Comment: The wealthy man (referred to as "lord" by his servants) is "the Son of Man," Jesus Christ (Matthew 25:13). His journey into the far country parallels Christ's departure into heaven after His ascension. The servants stand for the twelve disciples and thus all the followers of Christ down through the ages, and the talents they receive represent the spiritual gifts Jesus passes on to His servants. The absence of the lord from his home pictures the absence of Christ's visible presence on the earth, and his return is Jesus' promised return. The trading that the servants are expected to do during their master's absence suggests the faithful use of spiritual gifts and opportunities for service that Jesus' disciples are expected to practice. On the master's return, he commends the servants, showing what will happen at Christ's return, when each Christian's service will be rewarded. The judgment on the one servant who failed in his trust is a warning against not using or misusing his gifts. [Note: The phrase, "The kingdom of heaven is" (verse 14), is in italics, meaning that it is not in the original, but was added by translators for clarity.]
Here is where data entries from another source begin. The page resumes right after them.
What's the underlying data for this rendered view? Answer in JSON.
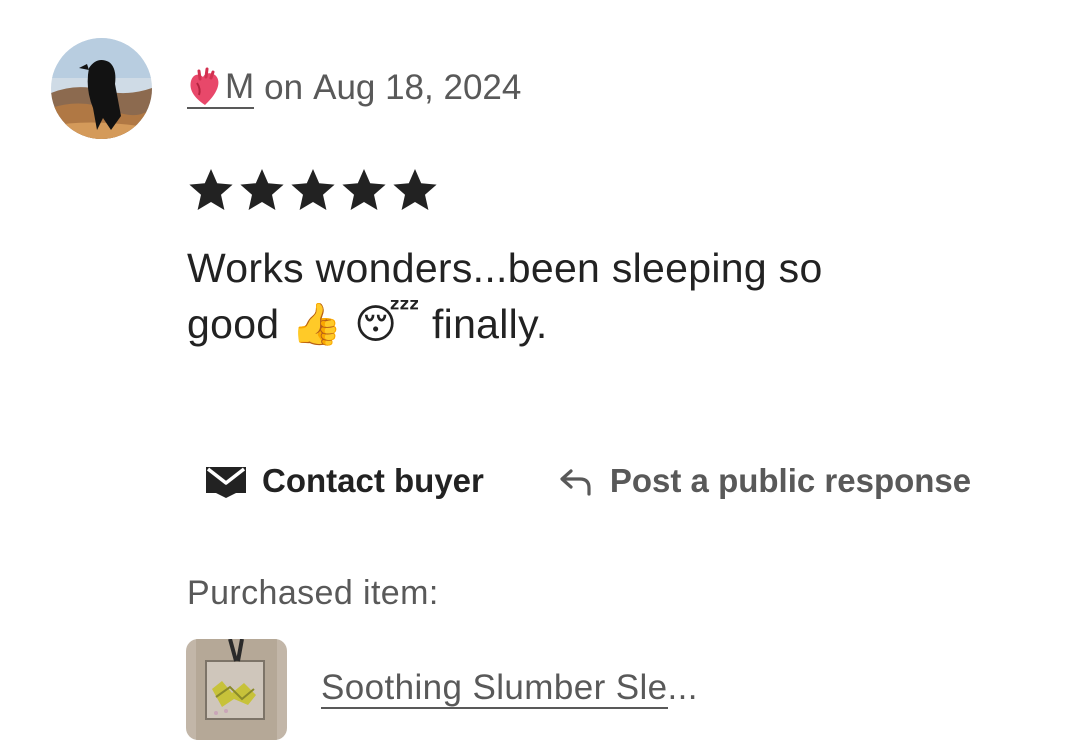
{
  "review": {
    "reviewer_name": "M",
    "date_prefix": "on",
    "date": "Aug 18, 2024",
    "rating": 5,
    "rating_max": 5,
    "text_line1": "Works wonders...been sleeping so",
    "text_line2_start": "good",
    "text_emoji1": "👍",
    "text_emoji2": "😴",
    "text_line2_end": "finally."
  },
  "actions": {
    "contact_label": "Contact buyer",
    "response_label": "Post a public response"
  },
  "purchased": {
    "label": "Purchased item:",
    "item_title": "Soothing Slumber Sle",
    "item_ellipsis": "..."
  },
  "icons": {
    "reviewer_badge": "anatomical-heart-icon",
    "star": "star-icon",
    "contact": "mail-icon",
    "response": "reply-icon"
  },
  "colors": {
    "text_primary": "#222222",
    "text_secondary": "#595959",
    "star": "#222222"
  }
}
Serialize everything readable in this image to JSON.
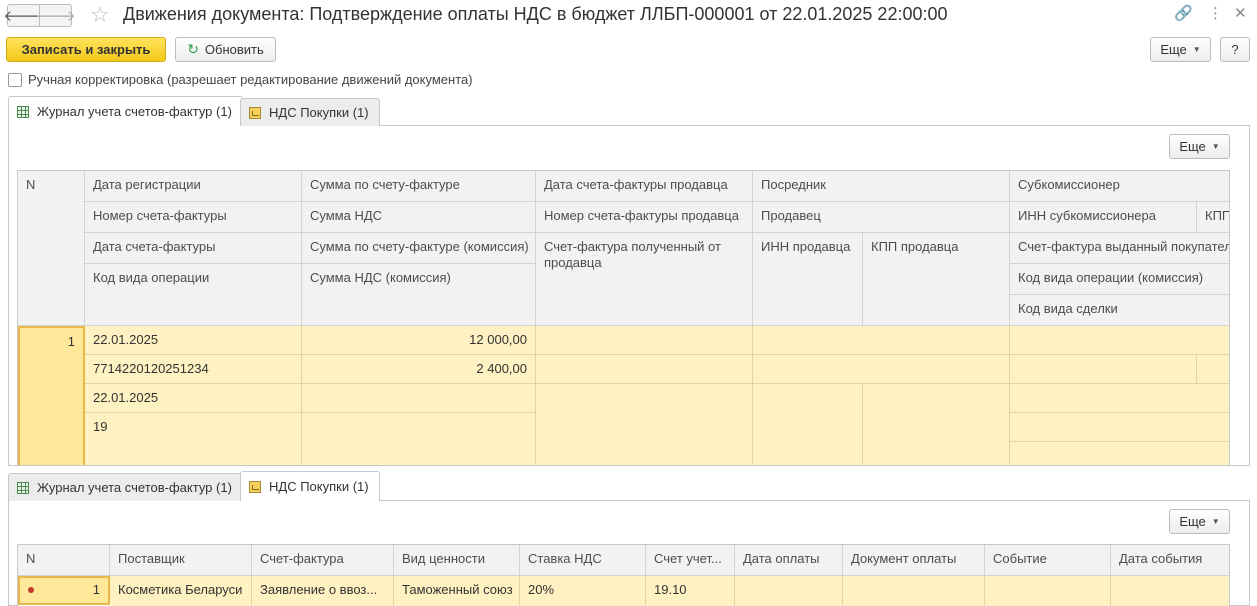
{
  "window": {
    "title": "Движения документа: Подтверждение оплаты НДС в бюджет ЛЛБП-000001 от 22.01.2025 22:00:00",
    "back_glyph": "🡐",
    "forward_glyph": "🡒",
    "star_glyph": "☆",
    "link_glyph": "🔗",
    "menu_glyph": "⋮",
    "close_glyph": "✕"
  },
  "toolbar": {
    "save_close": "Записать и закрыть",
    "refresh": "Обновить",
    "refresh_glyph": "↻",
    "more": "Еще",
    "help": "?"
  },
  "manual_edit": {
    "label": "Ручная корректировка (разрешает редактирование движений документа)",
    "checked": false
  },
  "tabs": [
    {
      "label": "Журнал учета счетов-фактур (1)",
      "icon": "grid-icon"
    },
    {
      "label": "НДС Покупки (1)",
      "icon": "register-icon"
    }
  ],
  "journal": {
    "more": "Еще",
    "headers": {
      "n": "N",
      "reg_date": "Дата регистрации",
      "invoice_number": "Номер счета-фактуры",
      "invoice_date": "Дата счета-фактуры",
      "op_code": "Код вида операции",
      "invoice_sum": "Сумма по счету-фактуре",
      "vat_sum": "Сумма НДС",
      "invoice_sum_comm": "Сумма по счету-фактуре (комиссия)",
      "vat_sum_comm": "Сумма НДС (комиссия)",
      "seller_invoice_date": "Дата счета-фактуры продавца",
      "seller_invoice_number": "Номер счета-фактуры продавца",
      "invoice_received": "Счет-фактура полученный от продавца",
      "intermediary": "Посредник",
      "seller": "Продавец",
      "seller_inn": "ИНН продавца",
      "seller_kpp": "КПП продавца",
      "subcommissioner": "Субкомиссионер",
      "subcomm_inn": "ИНН субкомиссионера",
      "subcomm_kpp": "КПП",
      "invoice_issued": "Счет-фактура выданный покупателю",
      "op_code_comm": "Код вида операции (комиссия)",
      "deal_code": "Код вида сделки"
    },
    "row": {
      "n": "1",
      "reg_date": "22.01.2025",
      "invoice_number": "7714220120251234",
      "invoice_date": "22.01.2025",
      "op_code": "19",
      "invoice_sum": "12 000,00",
      "vat_sum": "2 400,00"
    }
  },
  "purchases": {
    "more": "Еще",
    "headers": [
      "N",
      "Поставщик",
      "Счет-фактура",
      "Вид ценности",
      "Ставка НДС",
      "Счет учет...",
      "Дата оплаты",
      "Документ оплаты",
      "Событие",
      "Дата события"
    ],
    "row": {
      "n": "1",
      "supplier": "Косметика Беларуси",
      "invoice": "Заявление о ввоз...",
      "value_type": "Таможенный союз",
      "vat_rate": "20%",
      "account": "19.10",
      "pay_date": "",
      "pay_doc": "",
      "event": "",
      "event_date": ""
    }
  }
}
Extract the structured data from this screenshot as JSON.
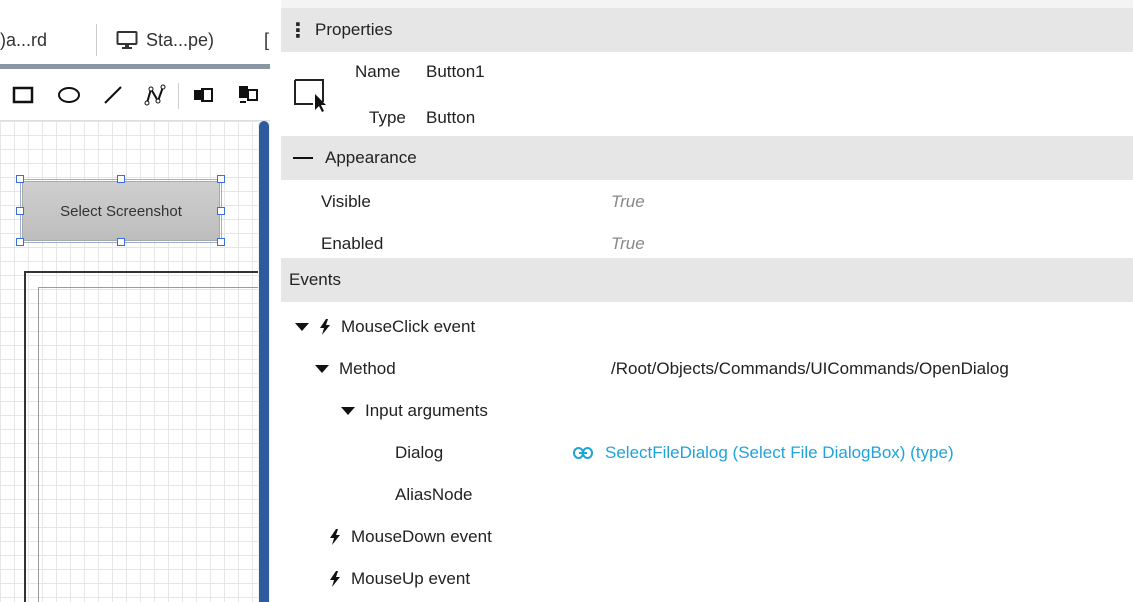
{
  "editor": {
    "tabs": [
      {
        "label": ")a...rd"
      },
      {
        "label": "Sta...pe)"
      },
      {
        "label": "["
      }
    ],
    "toolbar_icons": [
      "rectangle-icon",
      "ellipse-icon",
      "line-icon",
      "polyline-icon",
      "group-icon",
      "ungroup-icon"
    ],
    "canvas_button_label": "Select Screenshot"
  },
  "properties": {
    "title": "Properties",
    "object": {
      "name_label": "Name",
      "name_value": "Button1",
      "type_label": "Type",
      "type_value": "Button"
    },
    "appearance": {
      "header": "Appearance",
      "rows": [
        {
          "label": "Visible",
          "value": "True"
        },
        {
          "label": "Enabled",
          "value": "True"
        }
      ]
    },
    "events": {
      "header": "Events",
      "mouse_click": "MouseClick event",
      "method_label": "Method",
      "method_value": "/Root/Objects/Commands/UICommands/OpenDialog",
      "input_arguments": "Input arguments",
      "dialog_label": "Dialog",
      "dialog_value": "SelectFileDialog (Select File DialogBox) (type)",
      "alias_label": "AliasNode",
      "mouse_down": "MouseDown event",
      "mouse_up": "MouseUp event"
    }
  },
  "colors": {
    "header_bg": "#e6e6e6",
    "link": "#1fa3d9",
    "muted_value": "#888888",
    "scroll_thumb": "#2e5b9e"
  }
}
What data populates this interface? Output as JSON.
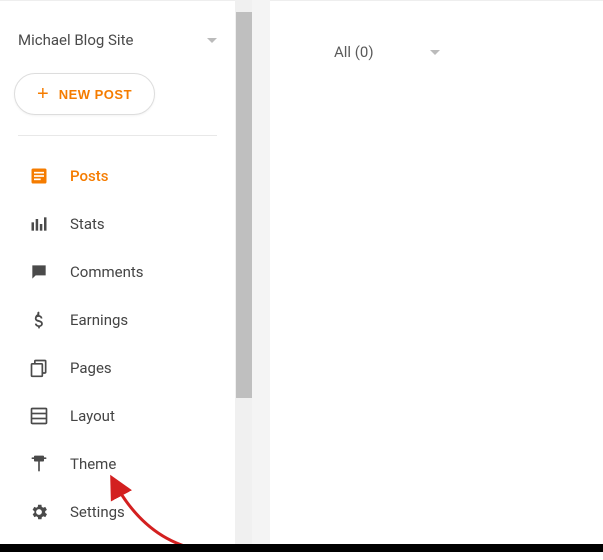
{
  "blog": {
    "title": "Michael Blog Site"
  },
  "newPost": {
    "label": "NEW POST"
  },
  "nav": {
    "items": [
      {
        "name": "posts",
        "label": "Posts",
        "active": true
      },
      {
        "name": "stats",
        "label": "Stats",
        "active": false
      },
      {
        "name": "comments",
        "label": "Comments",
        "active": false
      },
      {
        "name": "earnings",
        "label": "Earnings",
        "active": false
      },
      {
        "name": "pages",
        "label": "Pages",
        "active": false
      },
      {
        "name": "layout",
        "label": "Layout",
        "active": false
      },
      {
        "name": "theme",
        "label": "Theme",
        "active": false
      },
      {
        "name": "settings",
        "label": "Settings",
        "active": false
      }
    ]
  },
  "filter": {
    "label": "All (0)"
  }
}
2. What exactly is a talent? What is its spiritual significance? Matthew 25:15.
Comment: The talent was not a coin but a weight, and so its value obviously depended on whether the coinage involved was copper, silver, or gold. The most common metal was silver. The original Greek word for "talent" is talantos, which refers to quantity. As Jesus uses it, a talent is not something we possess, but which He possesses and loans to His servants. In the parable, all talents belonged to the lord, who entrusted them to his servants for use in trade.
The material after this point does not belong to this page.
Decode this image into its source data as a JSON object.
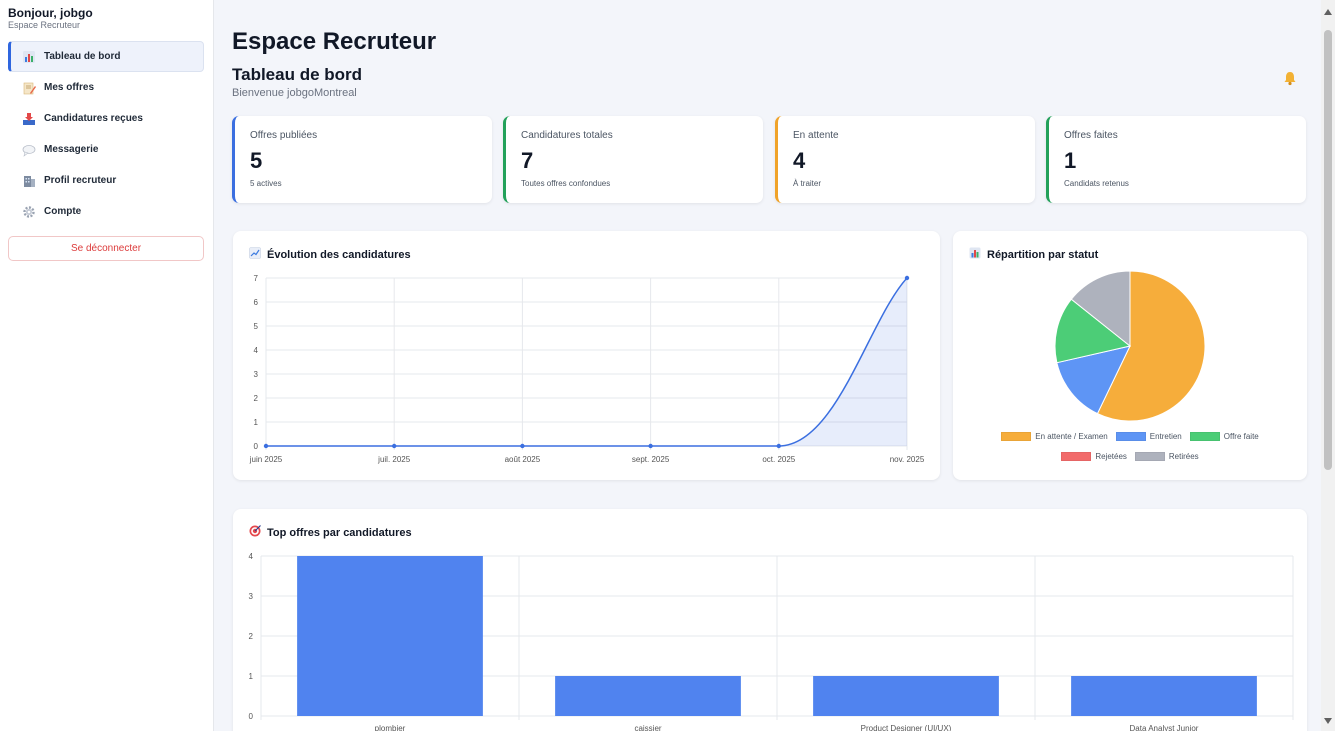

Spiritually, the talents represent the gift of the complete revelation of God as given in the Bible, including the knowledge of His plan of salvation and the gospel of the coming Kingdom of God. It also includes His spiritual gifts to the church, such as speaking and understanding languages, preaching, teaching, discernment, knowledge, and wisdom, among many others (Romans 11:29; 12:6-8; I Corinthians 12:1-11).
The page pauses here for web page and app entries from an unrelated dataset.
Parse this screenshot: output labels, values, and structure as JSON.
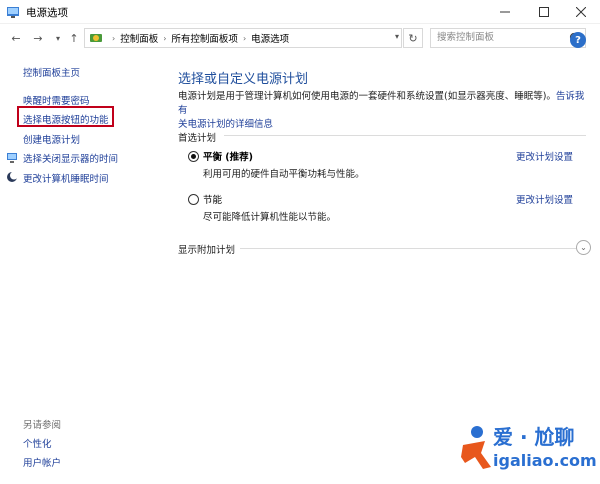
{
  "window": {
    "title": "电源选项"
  },
  "nav": {
    "breadcrumbs": [
      "控制面板",
      "所有控制面板项",
      "电源选项"
    ],
    "search_placeholder": "搜索控制面板"
  },
  "sidebar": {
    "home": "控制面板主页",
    "items": [
      "唤醒时需要密码",
      "选择电源按钮的功能",
      "创建电源计划",
      "选择关闭显示器的时间",
      "更改计算机睡眠时间"
    ],
    "see_also_label": "另请参阅",
    "see_also": [
      "个性化",
      "用户帐户"
    ]
  },
  "main": {
    "title": "选择或自定义电源计划",
    "description": "电源计划是用于管理计算机如何使用电源的一套硬件和系统设置(如显示器亮度、睡眠等)。",
    "desc_link_a": "告诉我有",
    "desc_link_b": "关电源计划的详细信息",
    "preferred_label": "首选计划",
    "plans": [
      {
        "name": "平衡 (推荐)",
        "desc": "利用可用的硬件自动平衡功耗与性能。",
        "link": "更改计划设置",
        "selected": true
      },
      {
        "name": "节能",
        "desc": "尽可能降低计算机性能以节能。",
        "link": "更改计划设置",
        "selected": false
      }
    ],
    "more_plans_label": "显示附加计划"
  },
  "watermark": {
    "brand": "爱 · 尬聊",
    "url": "igaliao.com"
  },
  "colors": {
    "link": "#1f3f99",
    "title": "#1f4e9c",
    "highlight": "#c0001a",
    "accent": "#2c6fc9"
  }
}
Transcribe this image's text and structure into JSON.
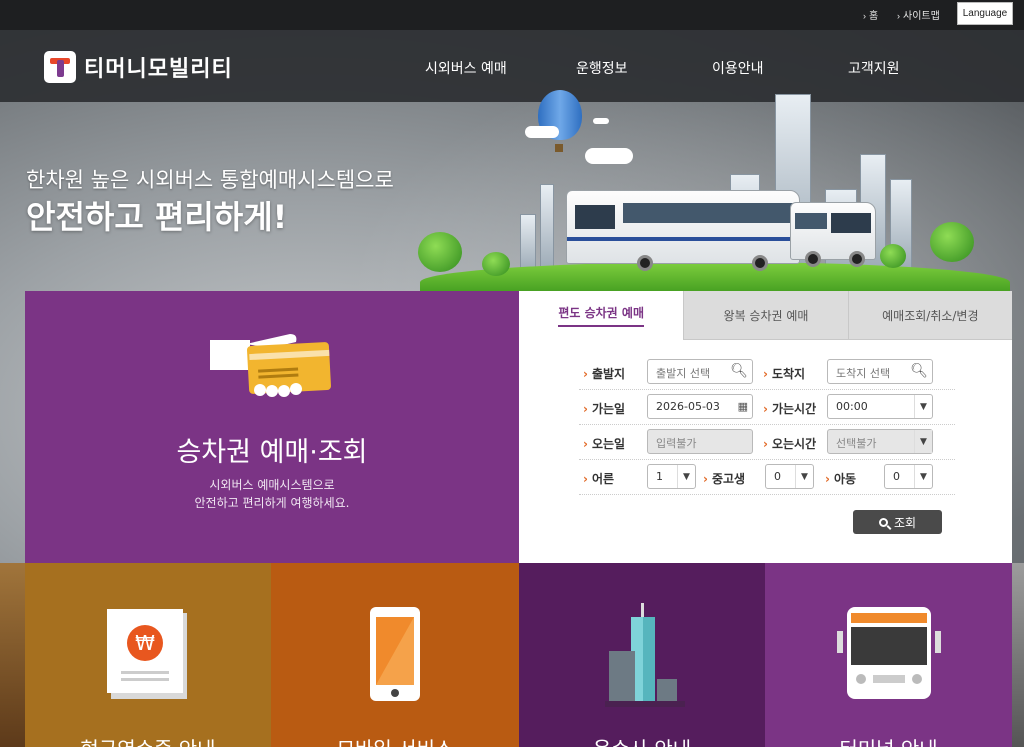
{
  "util_bar": {
    "home_label": "홈",
    "sitemap_label": "사이트맵",
    "language_label": "Language"
  },
  "header": {
    "logo_text": "티머니모빌리티",
    "nav": [
      "시외버스 예매",
      "운행정보",
      "이용안내",
      "고객지원"
    ]
  },
  "hero": {
    "subtitle": "한차원 높은 시외버스 통합예매시스템으로",
    "title": "안전하고 편리하게!"
  },
  "reservation": {
    "title": "승차권 예매·조회",
    "desc_line1": "시외버스 예매시스템으로",
    "desc_line2": "안전하고 편리하게 여행하세요.",
    "tabs": [
      "편도 승차권 예매",
      "왕복 승차권 예매",
      "예매조회/취소/변경"
    ],
    "active_tab": 0,
    "form": {
      "departure_label": "출발지",
      "departure_placeholder": "출발지 선택",
      "arrival_label": "도착지",
      "arrival_placeholder": "도착지 선택",
      "depart_date_label": "가는일",
      "depart_date_value": "2026-05-03",
      "depart_time_label": "가는시간",
      "depart_time_value": "00:00",
      "return_date_label": "오는일",
      "return_date_value": "입력불가",
      "return_time_label": "오는시간",
      "return_time_value": "선택불가",
      "adult_label": "어른",
      "adult_value": "1",
      "teen_label": "중고생",
      "teen_value": "0",
      "child_label": "아동",
      "child_value": "0",
      "search_label": "조회"
    }
  },
  "tiles": [
    {
      "label": "현금영수증 안내",
      "color": "#a6701f",
      "icon": "receipt-won-icon"
    },
    {
      "label": "모바일 서비스",
      "color": "#b95b12",
      "icon": "mobile-phone-icon"
    },
    {
      "label": "운수사 안내",
      "color": "#551d5d",
      "icon": "building-icon"
    },
    {
      "label": "터미널 안내",
      "color": "#7b3485",
      "icon": "bus-front-icon"
    }
  ],
  "colors": {
    "brand_purple": "#7b3485",
    "accent_orange": "#e26c2a",
    "header_dark": "#2d2f32"
  }
}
What we "trade" with while He is absent belongs to Him. Our natural abilities are comparatively insignificant and of little value, but God has given us spiritual wealth to use by investing it in supporting the work of God. These talents, then, are not a matter of things we own or of strengths we have, but are part of the grace of God, provided for the church's benefit.
3. What is the difference between a talent and an ability?
Comment: God's gifts accomplish much more through some people than they do through others, as is seen in how much the lord bestows on each servant. Every true servant of Christ receives the Holy Spirit, but different servants receive differing amounts of spiritual understanding from God. We do not receive more from Him than we can understand and use. Because God's servants differ in aptitude, He accordingly bestows His gifts to each servant as He pleases (I Corinthians 12:11).
The lord knew the trading ability of his chosen servants, and he distributed his talents accordingly. Talent and ability are two different things. Talents are the spiritual gifts of the Master, while ability is power from our natural fitness and skill. A person may have great natural ability, yet no spiritual gifts. Natural ability, however, one of God's physical gifts, is often necessary for the reception of spiritual gifts. This was no reflection on the third servant because he only received one talent; he could not handle more. Each servant of Christ receives for his service all that he needs and can use (Romans 12:4-9; I Corinthians 12:4-30).
This parable teaches us several things. God gives people differing gifts. Work well done is rewarded with still more work to do. The person who uses his gifts will be given more, while the person who does not will lose even what he has. If a person uses a gift, he is increasingly able to do more with it, and a person who does not try is punished. The only way to keep a spiritual gift is to use it in the service of God and one another.
In Part Two, we will analyze the unequal allocation of talents, how they were used and misused, and how the servants were rewarded.